Pawan Kumar Chandana is the CEO of Skyroot Aerospace, which is building its own ‘Vikram’ series rockets to make satellite launches affordable. He said, “We expect a true level playing field with government space entities when policies are executed as policies generally tend to be more stringent for private players.”

Manastu Space, which is building satellite propulsion systems, wants clarity in the space policy on ownership of assets in space and their utilisation.

"What are the liabilities and penalties in case a mishap happens," Tushar Jadhav, CEO of Manastu Space, sought to know. His firm aims at building a fuel station for satellites in orbit. He also sought clarity on foreign direct investments in the space sector, using ISRO facilities for space activities and an effective regulatory framework on lines of the Telecom Regulatory Authority of India (TRAI) for the sector.

"The processes of Indian National Space Promotion and Authorisation Centre (INSPACe) processes should be transparent, trackable and time-bound," he said, referring to the nodal agency of the Department of Space for allowing space activities and use of its facilities by the non-government private enterprises.

Jadhav also pitched for a level playing field for Indian companies in domestic as well as foreign markets. "Otherwise, if doing business is easier in the US than in India, why will anyone set up business here," he asked.

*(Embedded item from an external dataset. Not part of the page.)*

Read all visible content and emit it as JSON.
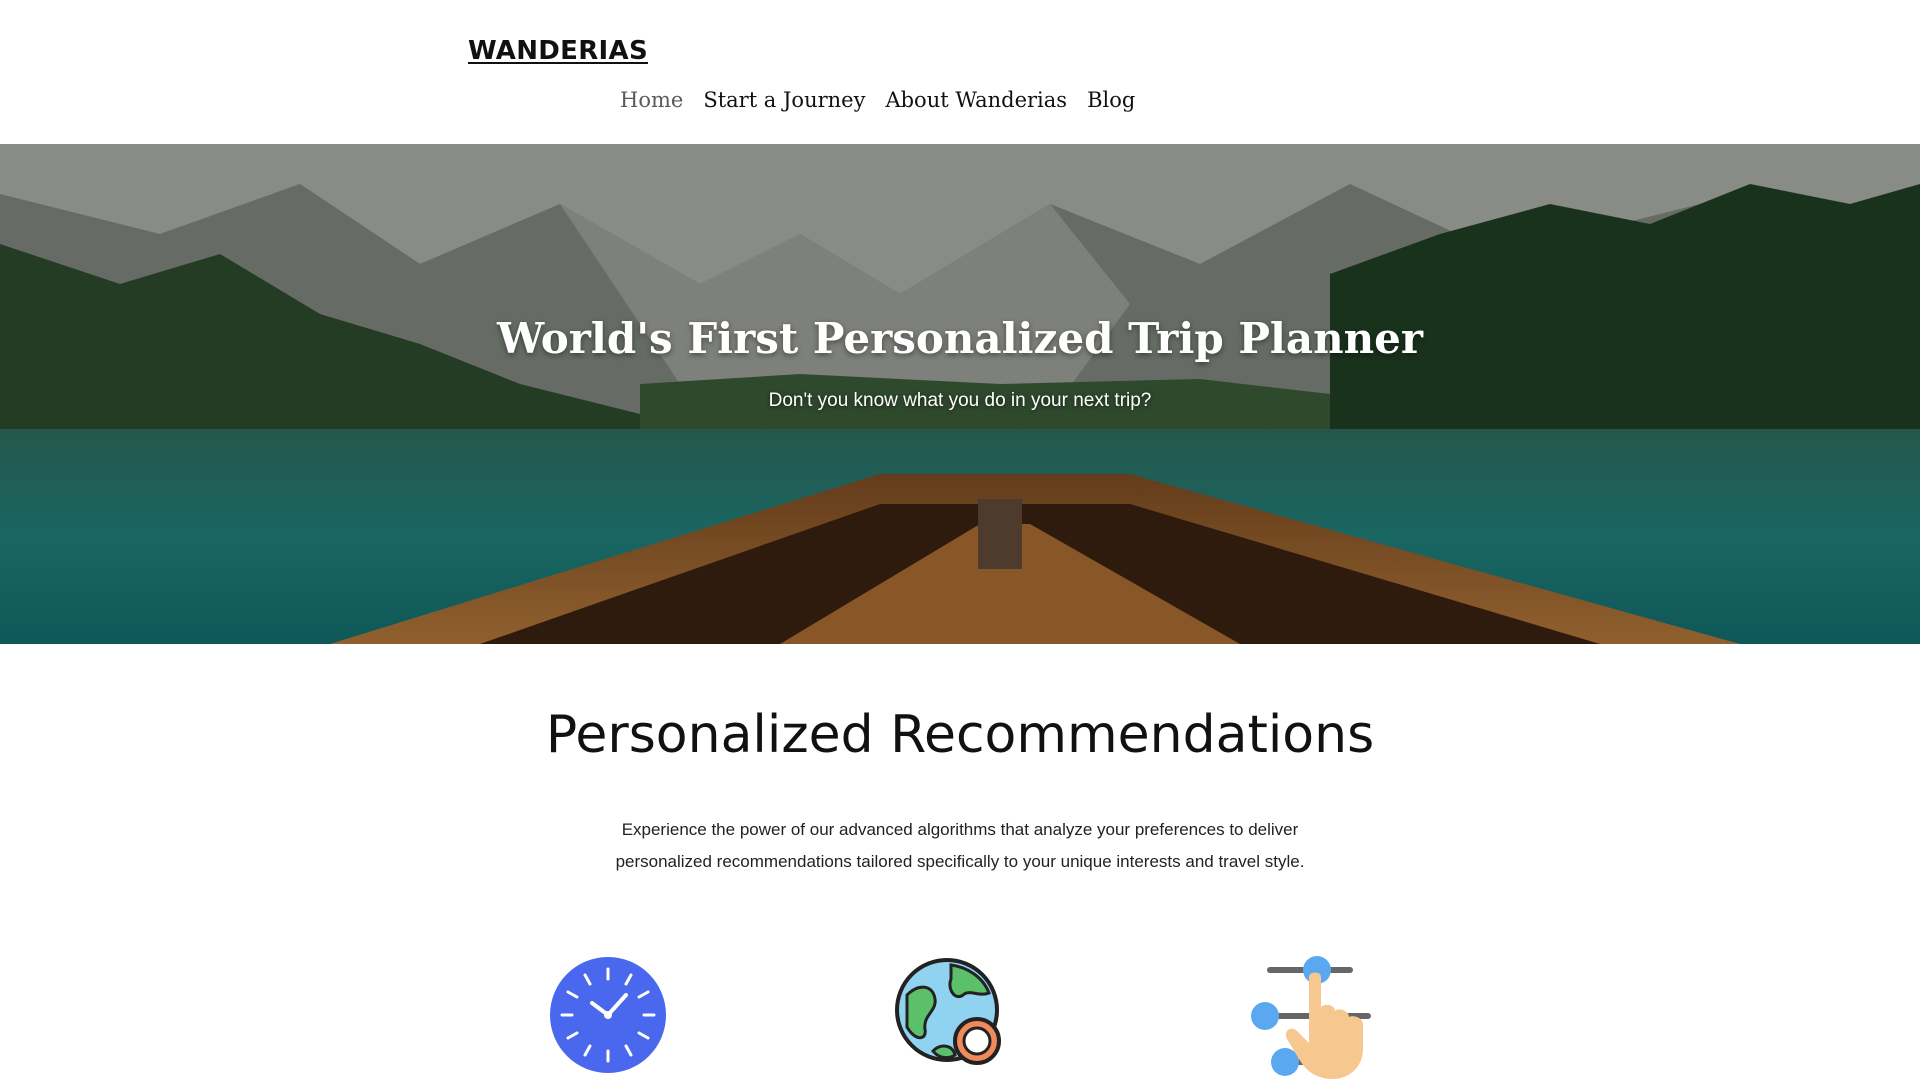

Skyroot's Chandana also sought help from the government on insurance policies for space activities. "To give more thrust to our space programme, we need to target much more lenient insurance policies where the government can come forward and help out in a bigger way than what is done in other countries," he said.